He pats his son hard on the back with a smile. With the report card in one hand, he hugged his son with the other. He took another look at the glaring ‘D’, turned and said “Don’t let it bring you down, little man. This D will teach you more than any A ever will!”
“Failure is the first step to success”.
Many of us celebrate it, while many of us try to find meaning in it. Failure has a down-to-earth quality, which we don’t discuss in society, because it’s considered shameful. It makes us humble and modest, yanks our head out of the clouds and shows us how to go beyond. Failure shapes us to become a better version of the person we previously were.
In today’s society, we talk about the freedom of speech, human rights and being liberal -critical issues of the world. But we tend to shun the idea of failure.

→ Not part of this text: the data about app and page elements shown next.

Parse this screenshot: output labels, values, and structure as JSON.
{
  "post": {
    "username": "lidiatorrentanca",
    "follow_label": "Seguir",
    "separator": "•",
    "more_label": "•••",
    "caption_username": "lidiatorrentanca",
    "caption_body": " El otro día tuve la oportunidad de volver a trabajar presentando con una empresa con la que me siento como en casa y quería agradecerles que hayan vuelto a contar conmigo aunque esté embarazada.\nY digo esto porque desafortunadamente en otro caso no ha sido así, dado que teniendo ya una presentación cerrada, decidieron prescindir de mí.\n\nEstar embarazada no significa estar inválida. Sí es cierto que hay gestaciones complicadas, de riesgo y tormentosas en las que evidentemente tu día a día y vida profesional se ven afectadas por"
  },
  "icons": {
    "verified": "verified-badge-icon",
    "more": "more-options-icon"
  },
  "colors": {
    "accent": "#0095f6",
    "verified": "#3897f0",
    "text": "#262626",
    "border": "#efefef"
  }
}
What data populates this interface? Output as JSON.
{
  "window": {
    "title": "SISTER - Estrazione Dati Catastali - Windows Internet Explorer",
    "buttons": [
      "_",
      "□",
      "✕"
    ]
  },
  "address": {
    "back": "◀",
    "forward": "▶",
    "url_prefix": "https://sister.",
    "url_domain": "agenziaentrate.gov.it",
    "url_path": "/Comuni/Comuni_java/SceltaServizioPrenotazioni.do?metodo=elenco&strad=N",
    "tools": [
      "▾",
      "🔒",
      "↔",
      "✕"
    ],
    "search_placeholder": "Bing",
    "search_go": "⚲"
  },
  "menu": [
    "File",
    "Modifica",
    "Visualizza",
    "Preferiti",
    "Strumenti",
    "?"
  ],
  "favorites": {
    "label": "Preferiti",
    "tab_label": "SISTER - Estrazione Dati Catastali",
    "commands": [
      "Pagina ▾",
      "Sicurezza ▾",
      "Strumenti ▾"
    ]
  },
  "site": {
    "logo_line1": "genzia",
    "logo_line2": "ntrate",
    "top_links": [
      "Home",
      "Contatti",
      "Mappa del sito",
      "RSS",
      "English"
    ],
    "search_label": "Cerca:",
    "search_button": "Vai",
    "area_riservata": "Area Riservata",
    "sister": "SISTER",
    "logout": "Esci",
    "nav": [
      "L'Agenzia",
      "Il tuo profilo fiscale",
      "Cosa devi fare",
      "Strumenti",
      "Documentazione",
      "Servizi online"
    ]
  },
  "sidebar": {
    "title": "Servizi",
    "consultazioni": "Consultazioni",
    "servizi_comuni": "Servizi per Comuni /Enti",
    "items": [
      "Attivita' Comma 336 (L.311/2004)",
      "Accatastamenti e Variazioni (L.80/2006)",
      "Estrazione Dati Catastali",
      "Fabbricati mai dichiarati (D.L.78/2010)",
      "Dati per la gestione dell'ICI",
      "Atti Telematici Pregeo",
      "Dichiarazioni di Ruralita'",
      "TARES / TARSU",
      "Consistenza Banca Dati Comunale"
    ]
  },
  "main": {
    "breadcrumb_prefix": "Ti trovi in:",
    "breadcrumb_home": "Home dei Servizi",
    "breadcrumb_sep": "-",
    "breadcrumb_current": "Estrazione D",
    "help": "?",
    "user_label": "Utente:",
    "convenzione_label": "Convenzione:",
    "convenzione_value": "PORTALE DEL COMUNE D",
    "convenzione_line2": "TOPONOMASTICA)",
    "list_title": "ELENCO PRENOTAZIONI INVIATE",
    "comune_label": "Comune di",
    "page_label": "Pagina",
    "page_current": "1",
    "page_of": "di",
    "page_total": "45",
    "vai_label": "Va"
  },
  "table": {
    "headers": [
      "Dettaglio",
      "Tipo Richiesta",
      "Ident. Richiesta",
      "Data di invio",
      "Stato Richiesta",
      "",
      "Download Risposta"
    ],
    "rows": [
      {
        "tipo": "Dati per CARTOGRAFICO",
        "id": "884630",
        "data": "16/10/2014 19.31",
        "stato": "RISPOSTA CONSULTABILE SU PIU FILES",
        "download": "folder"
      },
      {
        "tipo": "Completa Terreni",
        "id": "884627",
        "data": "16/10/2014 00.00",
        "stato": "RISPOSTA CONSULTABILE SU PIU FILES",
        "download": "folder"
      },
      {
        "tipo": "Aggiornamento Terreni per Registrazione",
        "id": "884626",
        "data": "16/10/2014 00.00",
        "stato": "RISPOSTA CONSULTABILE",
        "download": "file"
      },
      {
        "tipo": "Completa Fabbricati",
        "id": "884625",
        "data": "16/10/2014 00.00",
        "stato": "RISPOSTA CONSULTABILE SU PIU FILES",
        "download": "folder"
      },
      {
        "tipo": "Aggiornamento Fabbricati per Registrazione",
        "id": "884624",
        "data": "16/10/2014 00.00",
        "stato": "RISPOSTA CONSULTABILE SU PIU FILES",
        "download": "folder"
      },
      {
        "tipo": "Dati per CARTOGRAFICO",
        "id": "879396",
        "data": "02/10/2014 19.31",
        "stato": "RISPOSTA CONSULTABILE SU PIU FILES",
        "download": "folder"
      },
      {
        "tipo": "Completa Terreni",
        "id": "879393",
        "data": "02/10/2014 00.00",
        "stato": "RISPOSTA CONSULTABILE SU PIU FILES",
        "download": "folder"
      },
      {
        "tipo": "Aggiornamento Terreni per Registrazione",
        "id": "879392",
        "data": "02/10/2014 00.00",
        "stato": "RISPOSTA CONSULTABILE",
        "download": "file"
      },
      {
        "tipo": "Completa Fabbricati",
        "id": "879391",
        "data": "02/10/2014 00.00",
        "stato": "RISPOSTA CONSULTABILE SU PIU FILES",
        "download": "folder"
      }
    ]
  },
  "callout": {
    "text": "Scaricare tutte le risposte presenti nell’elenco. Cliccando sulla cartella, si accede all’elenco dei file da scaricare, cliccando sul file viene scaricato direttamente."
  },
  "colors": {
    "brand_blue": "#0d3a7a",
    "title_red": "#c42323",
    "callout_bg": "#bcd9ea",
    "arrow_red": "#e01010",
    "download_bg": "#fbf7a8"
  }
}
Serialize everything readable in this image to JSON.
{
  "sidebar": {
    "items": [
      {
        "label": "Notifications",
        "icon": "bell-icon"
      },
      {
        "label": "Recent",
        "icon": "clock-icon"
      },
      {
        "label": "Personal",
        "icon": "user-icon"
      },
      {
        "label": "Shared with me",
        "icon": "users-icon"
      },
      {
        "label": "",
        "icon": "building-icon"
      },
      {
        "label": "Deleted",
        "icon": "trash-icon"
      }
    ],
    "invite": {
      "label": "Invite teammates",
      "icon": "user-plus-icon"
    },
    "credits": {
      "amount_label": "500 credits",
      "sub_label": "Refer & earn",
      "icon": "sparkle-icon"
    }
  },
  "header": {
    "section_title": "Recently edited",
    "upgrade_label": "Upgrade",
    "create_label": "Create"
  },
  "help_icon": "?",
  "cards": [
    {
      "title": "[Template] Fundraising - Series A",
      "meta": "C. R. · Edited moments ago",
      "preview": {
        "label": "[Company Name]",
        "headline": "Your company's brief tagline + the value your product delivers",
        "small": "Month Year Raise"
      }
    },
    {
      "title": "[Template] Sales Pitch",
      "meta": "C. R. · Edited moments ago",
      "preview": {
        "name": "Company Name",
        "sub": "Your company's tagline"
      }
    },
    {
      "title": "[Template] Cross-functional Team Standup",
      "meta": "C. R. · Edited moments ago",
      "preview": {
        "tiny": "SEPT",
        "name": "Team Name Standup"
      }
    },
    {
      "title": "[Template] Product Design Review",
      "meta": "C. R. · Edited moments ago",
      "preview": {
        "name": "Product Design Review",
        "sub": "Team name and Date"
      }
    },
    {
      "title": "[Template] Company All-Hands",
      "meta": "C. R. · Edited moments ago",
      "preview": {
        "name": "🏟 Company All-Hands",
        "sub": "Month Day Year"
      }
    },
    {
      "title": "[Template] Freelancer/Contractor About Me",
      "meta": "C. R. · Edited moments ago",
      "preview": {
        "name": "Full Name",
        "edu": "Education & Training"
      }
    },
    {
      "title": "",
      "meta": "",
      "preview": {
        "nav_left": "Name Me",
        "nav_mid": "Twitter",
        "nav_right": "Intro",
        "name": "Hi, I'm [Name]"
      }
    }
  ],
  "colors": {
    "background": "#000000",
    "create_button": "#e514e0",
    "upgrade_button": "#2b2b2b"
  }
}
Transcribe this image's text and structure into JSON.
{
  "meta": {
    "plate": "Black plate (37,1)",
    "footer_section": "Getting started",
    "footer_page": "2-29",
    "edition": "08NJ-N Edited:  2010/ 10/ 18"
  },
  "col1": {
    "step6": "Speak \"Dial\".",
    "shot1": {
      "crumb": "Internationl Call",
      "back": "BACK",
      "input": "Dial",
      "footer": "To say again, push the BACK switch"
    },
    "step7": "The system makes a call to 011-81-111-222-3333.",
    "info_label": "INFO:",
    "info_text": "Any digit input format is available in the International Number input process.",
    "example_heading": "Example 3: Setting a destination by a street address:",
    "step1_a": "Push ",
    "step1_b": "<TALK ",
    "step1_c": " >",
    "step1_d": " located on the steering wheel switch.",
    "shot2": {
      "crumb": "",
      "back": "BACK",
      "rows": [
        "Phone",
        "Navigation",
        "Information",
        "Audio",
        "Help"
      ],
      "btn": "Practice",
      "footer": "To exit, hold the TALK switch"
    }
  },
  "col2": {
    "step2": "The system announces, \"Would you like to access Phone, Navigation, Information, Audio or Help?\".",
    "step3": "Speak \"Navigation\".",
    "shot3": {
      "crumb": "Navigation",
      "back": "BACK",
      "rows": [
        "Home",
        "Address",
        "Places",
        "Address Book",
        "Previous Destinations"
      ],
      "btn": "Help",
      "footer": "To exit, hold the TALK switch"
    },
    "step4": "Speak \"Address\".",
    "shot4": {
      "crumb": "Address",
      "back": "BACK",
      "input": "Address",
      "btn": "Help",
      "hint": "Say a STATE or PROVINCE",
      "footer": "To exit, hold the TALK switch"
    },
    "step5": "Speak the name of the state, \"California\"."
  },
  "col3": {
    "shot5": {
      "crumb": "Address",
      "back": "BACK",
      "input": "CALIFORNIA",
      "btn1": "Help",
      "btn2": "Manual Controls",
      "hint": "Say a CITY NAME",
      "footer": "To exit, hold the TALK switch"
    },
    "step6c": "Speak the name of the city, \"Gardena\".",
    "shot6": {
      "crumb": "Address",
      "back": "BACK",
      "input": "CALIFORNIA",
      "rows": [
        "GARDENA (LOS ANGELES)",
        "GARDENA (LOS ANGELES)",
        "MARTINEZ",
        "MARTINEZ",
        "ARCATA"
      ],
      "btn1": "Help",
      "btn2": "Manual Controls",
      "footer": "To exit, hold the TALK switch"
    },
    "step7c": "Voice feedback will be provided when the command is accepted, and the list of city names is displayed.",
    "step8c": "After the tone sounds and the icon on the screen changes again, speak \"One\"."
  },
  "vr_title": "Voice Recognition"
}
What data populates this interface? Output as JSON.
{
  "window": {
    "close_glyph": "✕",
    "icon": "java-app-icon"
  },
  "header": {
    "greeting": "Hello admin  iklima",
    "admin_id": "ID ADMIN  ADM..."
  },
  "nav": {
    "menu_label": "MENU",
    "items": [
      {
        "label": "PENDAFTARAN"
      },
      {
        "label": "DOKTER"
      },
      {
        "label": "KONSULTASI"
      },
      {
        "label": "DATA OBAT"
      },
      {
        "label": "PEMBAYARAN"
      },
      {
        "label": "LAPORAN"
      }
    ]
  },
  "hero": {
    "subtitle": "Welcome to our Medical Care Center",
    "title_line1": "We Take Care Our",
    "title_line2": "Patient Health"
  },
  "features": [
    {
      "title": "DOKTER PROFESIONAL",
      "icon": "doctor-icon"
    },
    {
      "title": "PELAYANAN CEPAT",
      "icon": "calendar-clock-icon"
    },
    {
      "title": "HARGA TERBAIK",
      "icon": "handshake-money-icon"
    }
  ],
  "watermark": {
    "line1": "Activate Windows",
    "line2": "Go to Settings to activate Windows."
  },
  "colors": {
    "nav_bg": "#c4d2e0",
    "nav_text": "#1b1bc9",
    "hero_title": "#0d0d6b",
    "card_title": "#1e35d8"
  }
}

It is very evident that failure is highly unacceptable in many societies. In the subcontinent, it is a major stigma faced by the youth. Failed your exams? You failed in life. Failed to get a job at a top-notch company? You failed in life. Failed to setup a business? Congratulations! You’ve failed again! People start to look down upon you. While everyone looks at the downside of failure, we want to show you the bright side:
It can drive you: For me, it’s been an adventurous roller coaster ride. Through University, I was tested with failure and success simultaneously. My parents thought I wouldn’t graduate high school, but, hey, I did! Instead of letting failure drag me down, I decided to let it drive me. I am thankful to my wrong decisions, thankful to the wrong people I prioritized and thankful to my failure in academics – because when you’ve been through the fall, you have a stronger reason to climb. Failure shakes you up and gets you going!
It makes you grateful: That bad examination, that financial instability, that man’s rejection all serve as a large contrast to when things are smooth. You realize what you’ve got when everything goes well.
It makes you stronger: Where do you think a lot of people get their ‘Bring it on’ attitude? They’ve been down below and they’ve seen the worst and it has only made them stronger.
We need to stop teaching our kids that failure is something to be ashamed of. Failure is personality-development at its best and suffering is the root of all compassion. Let’s create a culture of focusing on failure for all the right reasons. Let’s celebrate it rather than condone it. Let’s keep moving and keep learning. I’ll leave you with the words of the man who gave us light:
“I have not failed. I’ve just found 10,000 ways that won’t work.”
– Thomas A. Edison